Items from a dataset:
━━━━━━━━━━━━━━━━━━━━
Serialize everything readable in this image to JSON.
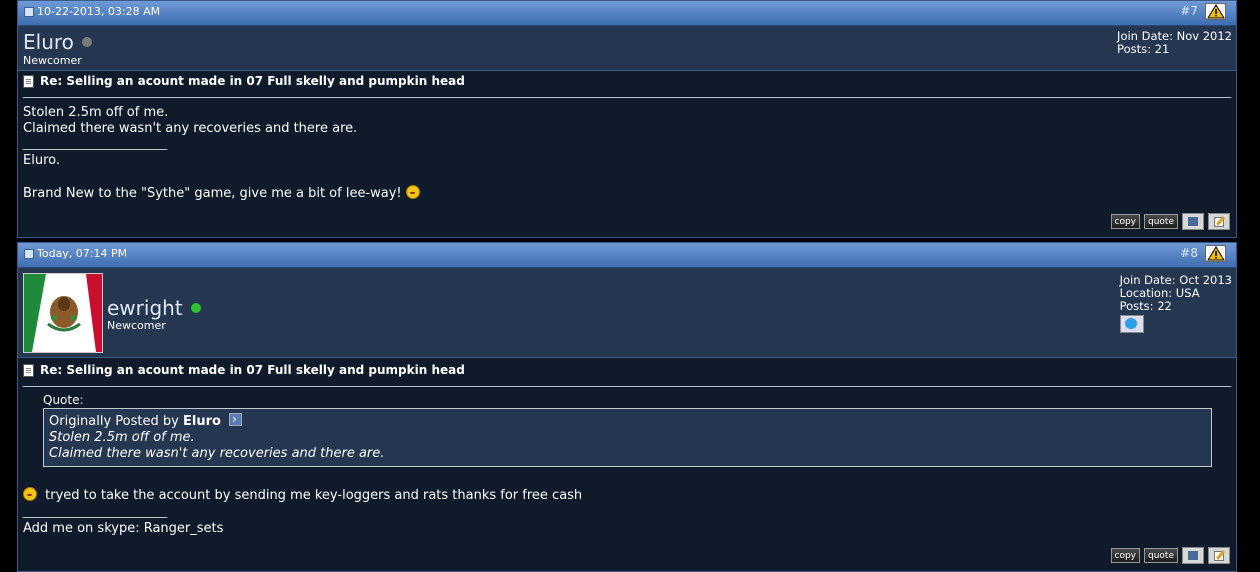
{
  "posts": [
    {
      "date": "10-22-2013, 03:28 AM",
      "number": "#7",
      "username": "Eluro",
      "status_color": "#7a7a7a",
      "user_title": "Newcomer",
      "join_date": "Join Date: Nov 2012",
      "posts_count": "Posts: 21",
      "title": "Re: Selling an acount made in 07 Full skelly and pumpkin head",
      "body_lines": [
        "Stolen 2.5m off of me.",
        "Claimed there wasn't any recoveries and there are."
      ],
      "signature_lines": [
        "Eluro.",
        "Brand New to the \"Sythe\" game, give me a bit of lee-way!"
      ],
      "actions": {
        "copy": "copy",
        "quote": "quote"
      }
    },
    {
      "date": "Today, 07:14 PM",
      "number": "#8",
      "username": "ewright",
      "status_color": "#2fc02f",
      "user_title": "Newcomer",
      "join_date": "Join Date: Oct 2013",
      "location": "Location: USA",
      "posts_count": "Posts: 22",
      "title": "Re: Selling an acount made in 07 Full skelly and pumpkin head",
      "quote": {
        "label": "Quote:",
        "originally_posted_by": "Originally Posted by",
        "author": "Eluro",
        "lines": [
          "Stolen 2.5m off of me.",
          "Claimed there wasn't any recoveries and there are."
        ]
      },
      "body_lines": [
        "tryed to take the account by sending me key-loggers and rats thanks for free cash"
      ],
      "signature_lines": [
        "Add me on skype: Ranger_sets"
      ],
      "actions": {
        "copy": "copy",
        "quote": "quote"
      }
    }
  ]
}
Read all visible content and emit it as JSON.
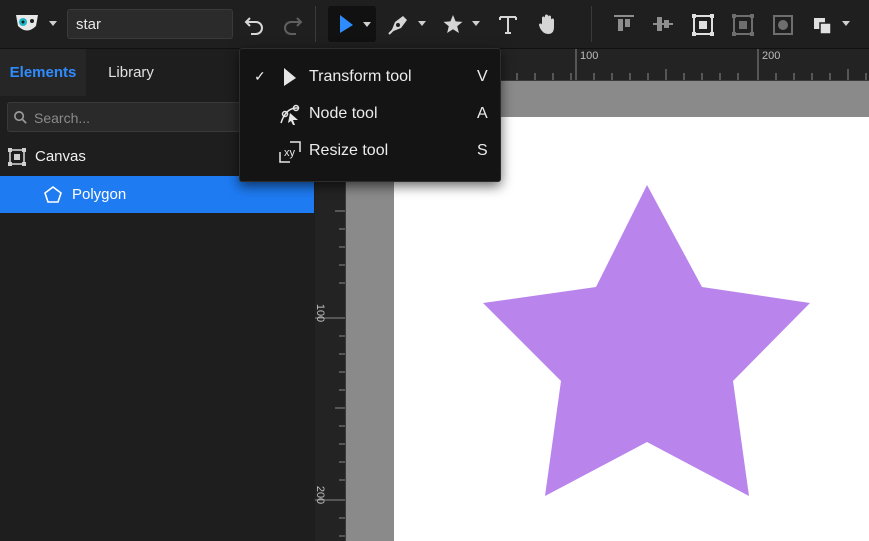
{
  "toolbar": {
    "file_name": "star",
    "icons": {
      "app_menu": "app-logo-icon",
      "undo": "undo-icon",
      "redo": "redo-icon",
      "transform": "pointer-arrow-icon",
      "pen": "pen-icon",
      "shape": "star-icon",
      "text": "text-icon",
      "pan": "hand-icon",
      "align_top": "align-top-icon",
      "align_middle": "align-middle-icon",
      "group": "group-icon",
      "ungroup": "ungroup-icon",
      "mask": "mask-icon",
      "arrange": "arrange-icon"
    }
  },
  "panel": {
    "tabs": [
      {
        "label": "Elements",
        "active": true
      },
      {
        "label": "Library",
        "active": false
      }
    ],
    "search_placeholder": "Search...",
    "tree": [
      {
        "label": "Canvas",
        "icon": "artboard-icon",
        "selected": false
      },
      {
        "label": "Polygon",
        "icon": "pentagon-icon",
        "selected": true
      }
    ]
  },
  "rulers": {
    "top": [
      "100",
      "200"
    ],
    "left": [
      "100",
      "200"
    ]
  },
  "tool_menu": {
    "items": [
      {
        "label": "Transform tool",
        "shortcut": "V",
        "checked": true,
        "icon": "pointer-arrow-icon"
      },
      {
        "label": "Node tool",
        "shortcut": "A",
        "checked": false,
        "icon": "node-tool-icon"
      },
      {
        "label": "Resize tool",
        "shortcut": "S",
        "checked": false,
        "icon": "resize-xy-icon"
      }
    ],
    "check_mark": "✓"
  },
  "canvas": {
    "shape": "star",
    "fill_color": "#b985ec",
    "artboard_color": "#ffffff",
    "workspace_color": "#8a8a8a"
  },
  "colors": {
    "accent": "#2f8cff",
    "selection": "#1e7bf2",
    "transform_tool_icon": "#2f8cff"
  }
}
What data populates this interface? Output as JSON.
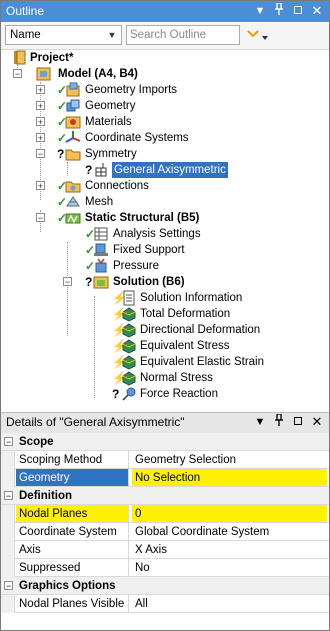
{
  "outline": {
    "title": "Outline",
    "combo_value": "Name",
    "search_placeholder": "Search Outline",
    "tree": {
      "project": "Project*",
      "model": "Model (A4, B4)",
      "geometry_imports": "Geometry Imports",
      "geometry": "Geometry",
      "materials": "Materials",
      "coordinate_systems": "Coordinate Systems",
      "symmetry": "Symmetry",
      "general_axisymmetric": "General Axisymmetric",
      "connections": "Connections",
      "mesh": "Mesh",
      "static_structural": "Static Structural (B5)",
      "analysis_settings": "Analysis Settings",
      "fixed_support": "Fixed Support",
      "pressure": "Pressure",
      "solution": "Solution (B6)",
      "solution_information": "Solution Information",
      "total_deformation": "Total Deformation",
      "directional_deformation": "Directional Deformation",
      "equivalent_stress": "Equivalent Stress",
      "equivalent_elastic_strain": "Equivalent Elastic Strain",
      "normal_stress": "Normal Stress",
      "force_reaction": "Force Reaction"
    }
  },
  "details": {
    "title": "Details of \"General Axisymmetric\"",
    "groups": {
      "scope": "Scope",
      "definition": "Definition",
      "graphics_options": "Graphics Options"
    },
    "rows": {
      "scoping_method": {
        "key": "Scoping Method",
        "value": "Geometry Selection"
      },
      "geometry": {
        "key": "Geometry",
        "value": "No Selection"
      },
      "nodal_planes": {
        "key": "Nodal Planes",
        "value": "0"
      },
      "coordinate_system": {
        "key": "Coordinate System",
        "value": "Global Coordinate System"
      },
      "axis": {
        "key": "Axis",
        "value": "X Axis"
      },
      "suppressed": {
        "key": "Suppressed",
        "value": "No"
      },
      "nodal_planes_visible": {
        "key": "Nodal Planes Visible",
        "value": "All"
      }
    }
  },
  "icons": {
    "pin": "pin-icon",
    "maximize": "maximize-icon",
    "close": "close-icon",
    "filter": "filter-icon"
  },
  "colors": {
    "active_titlebar": "#4b8ed6",
    "selection": "#3073c4",
    "required_field": "#fff200",
    "check_green": "#2f9a2f",
    "question_black": "#000000",
    "lightning_yellow": "#f2c200"
  },
  "tree_state": {
    "selected": "General Axisymmetric"
  }
}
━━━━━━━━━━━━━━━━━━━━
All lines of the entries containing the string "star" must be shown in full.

    "file_name": "star",
      "shape": "star-icon",
    "shape": "star",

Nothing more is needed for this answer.